Located on the eponymous Kibbutz Lohamei HaGeta’ot, this Holocaust museum was established in 1949 by survivors, among them two heroes of the Warsaw Ghetto Uprising, Zivia Lubetkin and Yitzhak “Antek” Zuckerman. At the Ghetto Fighters’ House during the fall of 1979, the year following Lubetkin’s death, the filmmaker recorded for three hours Zuckerman alongside Simha “Kazik” Rotem, who had also participated in the 1943 revolt against the Nazis. In Shoah, Lanzmann retained a tiny fragment of Zuckerman’s words, recasting the legendary commander of the Warsaw Ghetto resistance as a man broken by the Jewish tragedy. “I began drinking after the war,” the survivor affirms on camera. “It was very difficult. […] If you could lick my heart, you would be poisoned.”
Decades later, in The Patagonian Hare, Lanzmann recalled this shooting day through the eyes of the auteur he had become by 1979, six years into the making of the film. First detailing the reluctance of other Kibbutz members, to whom he had promised that he would not press Zuckerman to bear witness, he then anticipates a directorial triumph regarding the testimony of the Warsaw Ghetto survivor. “I had no intention of keeping my word,” he affirms in his memoir. “I knew that I would do everything in my power to get Antek to speak, realizing that once he began it would be impossible to stop him.” Yet the material shot at the Ghetto Fighters’ House that remained on the cutting-room floor unfolds a striking reversal of roles. Faced with Zuckerman’s laconic testimony, it is Lanzmann who unexpectedly bears witness to his unfinished Holocaust opus.
Visibly exhausted, after more than half a decade spent confronting the destruction of the European Jews, the filmmaker tells the two survivors: “I have undertaken a crazy endeavor.” Moments later, having entered the frame, he stands next to Zuckerman — “a towering giant,” as the late Israeli intellectual Haim Gouri once described him. Suddenly, Zuckerman takes Lanzmann in his arms, holding him for a minute. The director turns his back to his cinematographer and to the film he is making, but the hero of the Warsaw Ghetto revolt cannot look away from the catastrophe that continues to haunt him, staring instead right into the camera. Aware that an unprecedented cinematic moment is transpiring, the great Lubtchansky promptly calls the shots: he continues to film, unbeknownst to the survivor and the filmmaker, who each ask that the camera stop rolling. The footage furtively captured on that October day encapsulates the emotional stakes of the “crazy endeavor” undertaken by Lanzmann, this “one man” who, deeming death scandalous, has left us with a monumental work of mourning.
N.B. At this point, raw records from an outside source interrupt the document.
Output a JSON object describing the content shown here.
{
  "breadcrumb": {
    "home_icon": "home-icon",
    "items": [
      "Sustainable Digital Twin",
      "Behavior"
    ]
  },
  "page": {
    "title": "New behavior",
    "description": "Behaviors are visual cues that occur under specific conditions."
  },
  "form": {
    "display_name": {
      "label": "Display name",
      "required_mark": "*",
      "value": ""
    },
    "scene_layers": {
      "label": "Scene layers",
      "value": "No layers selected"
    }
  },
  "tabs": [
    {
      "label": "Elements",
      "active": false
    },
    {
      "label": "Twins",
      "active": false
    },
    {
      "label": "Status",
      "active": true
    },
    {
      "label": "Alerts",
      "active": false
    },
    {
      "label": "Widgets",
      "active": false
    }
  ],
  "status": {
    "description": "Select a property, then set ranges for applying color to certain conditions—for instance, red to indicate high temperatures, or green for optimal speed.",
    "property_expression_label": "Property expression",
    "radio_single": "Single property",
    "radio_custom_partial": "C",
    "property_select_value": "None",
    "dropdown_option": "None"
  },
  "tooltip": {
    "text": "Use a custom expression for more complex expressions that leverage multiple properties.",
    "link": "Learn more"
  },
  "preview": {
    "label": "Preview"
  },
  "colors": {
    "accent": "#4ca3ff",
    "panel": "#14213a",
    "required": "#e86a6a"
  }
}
Jennifer Cazenave is assistant professor of French at Boston University. Her first book, An Archive of the Catastrophe: The Unused Footage of Claude Lanzmann’s “Shoah”, will be published by SUNY Press in 2019.
Feature image by DONOSTIA KULTURA. The image has been remixed from its original.
Banner image of Claude Lanzmann (right) and Tadeusz Pankiewicz (left) in the spring of 1979. (Created by Claude Lanzmann during the filming of Shoah. Used by permission of the United States Holocaust Memorial Museum and Yad Vashem, the Holocaust Martyrs and Heroes’ Remembrance Authority, Jerusalem.)